Friday, September 01, 2006

How to Deal with Phishing - A Major Cause of Identity Theft

There has been a lot of publicity about the IRS being phished. Phishing is a ploy to steal people's personal information, which is then used to commit identity theft.

Phishing attempts disguise themselves as government agencies, financial institutions, charitable organizations AND (too frequently), eBay or PayPal.

Here is an obvious phish, I got just this morning:

Date: Thu, 31 Aug 2006 20:01:26 -0500
Subject: Tax Information - - (Code 7624-6263)
From: ""

Account : Number : 7624

After the last annual calculations of your fiscal activity we have determined that you are eligible to receive a tax refund of $191,40. Please submit the tax refund request and allow us 5-7 days in orders to process it.

A refund can be delayed for a variety of reasons. For example submitting invalid records of applying after the deadline.

To access the form for your tax refund, please (link removed).


Internal Revenue Service

Note that this appears to be sent from "", which is obviously a "spoofed" e-mail address.

Here is the web address - which I removed above:

An easy way to get the web address is to "hover" your mouse over the "click here" and read what comes up on the bottom of the screen. You can also copy it (if you want) by "left clicking" on your mouse and clicking on the "copy shortcut" bar.

Here is the web address of the real IRS site:

Not a good match and obviously a phish.

*Please note that unless you and your "system" are "bulletproof" never click, or go to a phishing site. There is a possibility that by doing so you might "unknowingly" download malware, which can also lead to "identity theft."

Never fear, there are great places - with "bulletproof" protection - that will take care of it for you.

If you get a phishy e-mail - you can turn it into "fried phish" by sending it to the good folks at PIRT-Phishing Incident Reporting and Termination Squad. They have a module to report "suspected phishing activity," or you can forward the "suspected phish" to

PIRT is a joint venture by CastleCops and Sunbelt Software - and they will report it to the right people, including law enforcement.

The IRS also has a dedicated e-mail address to report IRS phishing attempts,

Reporting the Phishermen is a kind thing - this foul activity causes people a lot of pain and suffering.


NoticeBored said...

Hi Ed.

I'd just add a very small rider to your item: please don't bother reporting phish unless you are quick, i.e. within say half an hour of the thing arriving in your inbox. After that time, your phishing report will just add to the tide of reports that arrive after a major phisher spam goes out. There is value in being the first to report, not the last.
[And I'll add a rider to my rider! If you have been hit by a spear-phish - a very narrowly targeted phish - then you should report it as few if any others will have go it. And no, I can't give you a fool-proof method to distinguish phish from spear-phish :-( ]

Anonymous said...
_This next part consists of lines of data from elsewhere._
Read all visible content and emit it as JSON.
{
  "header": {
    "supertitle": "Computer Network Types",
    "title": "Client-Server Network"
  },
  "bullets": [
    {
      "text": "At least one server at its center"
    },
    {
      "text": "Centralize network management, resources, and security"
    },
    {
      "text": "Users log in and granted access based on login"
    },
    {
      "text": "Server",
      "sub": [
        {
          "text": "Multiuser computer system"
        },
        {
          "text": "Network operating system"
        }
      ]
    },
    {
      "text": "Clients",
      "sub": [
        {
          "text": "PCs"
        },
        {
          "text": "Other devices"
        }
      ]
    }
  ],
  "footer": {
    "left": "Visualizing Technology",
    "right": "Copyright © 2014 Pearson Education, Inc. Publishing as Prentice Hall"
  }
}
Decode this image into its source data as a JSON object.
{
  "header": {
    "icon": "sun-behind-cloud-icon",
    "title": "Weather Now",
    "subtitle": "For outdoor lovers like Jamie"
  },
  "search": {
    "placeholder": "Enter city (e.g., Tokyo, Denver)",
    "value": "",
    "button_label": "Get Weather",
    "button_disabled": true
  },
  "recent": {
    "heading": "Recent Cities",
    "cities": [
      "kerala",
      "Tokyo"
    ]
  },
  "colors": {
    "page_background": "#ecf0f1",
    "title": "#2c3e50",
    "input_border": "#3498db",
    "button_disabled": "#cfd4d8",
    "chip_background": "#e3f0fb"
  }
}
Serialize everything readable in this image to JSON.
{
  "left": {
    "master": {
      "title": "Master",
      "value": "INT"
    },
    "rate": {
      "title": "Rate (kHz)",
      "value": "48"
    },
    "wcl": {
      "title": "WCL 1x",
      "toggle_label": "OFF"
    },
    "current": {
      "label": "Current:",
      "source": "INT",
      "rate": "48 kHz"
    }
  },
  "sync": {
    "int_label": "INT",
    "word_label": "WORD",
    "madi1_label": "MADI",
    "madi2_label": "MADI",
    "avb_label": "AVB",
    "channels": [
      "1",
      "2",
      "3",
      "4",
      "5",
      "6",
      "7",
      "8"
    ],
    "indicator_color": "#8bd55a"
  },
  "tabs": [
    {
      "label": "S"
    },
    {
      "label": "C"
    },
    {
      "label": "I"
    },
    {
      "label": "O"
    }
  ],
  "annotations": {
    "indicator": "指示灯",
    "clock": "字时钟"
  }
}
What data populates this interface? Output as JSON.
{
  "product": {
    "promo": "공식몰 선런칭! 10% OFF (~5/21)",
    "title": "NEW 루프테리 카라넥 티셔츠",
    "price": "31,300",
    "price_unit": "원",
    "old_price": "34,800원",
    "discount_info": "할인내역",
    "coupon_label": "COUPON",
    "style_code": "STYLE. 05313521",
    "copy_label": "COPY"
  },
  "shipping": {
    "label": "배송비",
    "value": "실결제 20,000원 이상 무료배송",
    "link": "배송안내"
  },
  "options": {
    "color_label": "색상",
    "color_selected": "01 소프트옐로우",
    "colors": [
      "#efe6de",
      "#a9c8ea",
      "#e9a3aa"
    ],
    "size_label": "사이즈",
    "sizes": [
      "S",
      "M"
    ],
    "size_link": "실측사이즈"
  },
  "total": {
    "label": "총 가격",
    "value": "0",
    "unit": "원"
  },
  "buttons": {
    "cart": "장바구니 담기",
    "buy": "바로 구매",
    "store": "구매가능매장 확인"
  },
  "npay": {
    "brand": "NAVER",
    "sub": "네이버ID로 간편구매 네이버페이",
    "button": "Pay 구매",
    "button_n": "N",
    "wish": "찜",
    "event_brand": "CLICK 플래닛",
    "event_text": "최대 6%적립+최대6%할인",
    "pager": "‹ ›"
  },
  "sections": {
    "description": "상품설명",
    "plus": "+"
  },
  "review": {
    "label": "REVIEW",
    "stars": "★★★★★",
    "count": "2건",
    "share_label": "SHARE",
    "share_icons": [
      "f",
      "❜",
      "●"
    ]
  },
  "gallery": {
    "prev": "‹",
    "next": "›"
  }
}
typo/error in "An easy way to get the web address" NOT LEFT-CLICKING - this takes you to the site! Should say "right-clicking". (Hope I cut my connection fast enough. - I wondered what you meant and should have wondered a bit more before following the directions.)

Anonymous said...

typo/error in "An easy way to get the web address" NOT LEFT- CLICKING! Should say right-clicking.

Anonymous said...

Unfortunately, most people will not know to who or where to report this, thats if they realize that this is not legit. Thousands of people will be fooled. The media needs to be involved to tell the public what to do and do it fast.